* **WHAT THE EXERCISE ASKS**: Filter the records below, keeping only lines with the string "value".

Excerpts from an interface dataset
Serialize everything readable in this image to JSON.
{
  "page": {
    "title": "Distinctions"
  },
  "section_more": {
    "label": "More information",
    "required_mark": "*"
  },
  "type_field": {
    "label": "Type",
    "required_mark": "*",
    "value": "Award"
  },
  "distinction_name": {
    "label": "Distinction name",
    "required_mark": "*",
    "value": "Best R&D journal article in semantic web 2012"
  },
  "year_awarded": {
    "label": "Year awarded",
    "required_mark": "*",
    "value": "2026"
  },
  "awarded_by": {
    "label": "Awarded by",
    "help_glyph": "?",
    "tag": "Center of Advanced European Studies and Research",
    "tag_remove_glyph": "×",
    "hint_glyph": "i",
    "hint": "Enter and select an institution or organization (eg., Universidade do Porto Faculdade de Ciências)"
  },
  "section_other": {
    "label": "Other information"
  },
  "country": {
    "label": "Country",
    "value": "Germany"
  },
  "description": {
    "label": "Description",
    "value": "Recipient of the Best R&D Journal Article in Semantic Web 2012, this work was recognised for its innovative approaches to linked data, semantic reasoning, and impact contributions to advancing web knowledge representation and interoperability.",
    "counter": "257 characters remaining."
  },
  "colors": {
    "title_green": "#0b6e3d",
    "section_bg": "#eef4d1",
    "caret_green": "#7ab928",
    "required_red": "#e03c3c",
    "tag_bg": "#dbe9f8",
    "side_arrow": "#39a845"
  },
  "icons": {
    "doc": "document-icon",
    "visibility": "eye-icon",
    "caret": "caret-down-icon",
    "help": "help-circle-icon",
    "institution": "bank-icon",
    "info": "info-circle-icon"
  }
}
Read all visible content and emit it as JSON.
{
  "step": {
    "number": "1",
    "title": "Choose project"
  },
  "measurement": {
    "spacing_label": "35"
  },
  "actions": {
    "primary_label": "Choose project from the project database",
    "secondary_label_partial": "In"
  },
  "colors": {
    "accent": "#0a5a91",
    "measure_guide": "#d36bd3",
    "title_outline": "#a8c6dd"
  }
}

* **RESULT FOR THIS EXERCISE**:
    "value": "Award"
    "value": "Best R&D journal article in semantic web 2012"
    "value": "2026"
    "value": "Germany"
    "value": "Recipient of the Best R&D Journal Article in Semantic Web 2012, this work was recognised for its innovative approaches to linked data, semantic reasoning, and impact contributions to advancing web knowledge representation and interoperability.",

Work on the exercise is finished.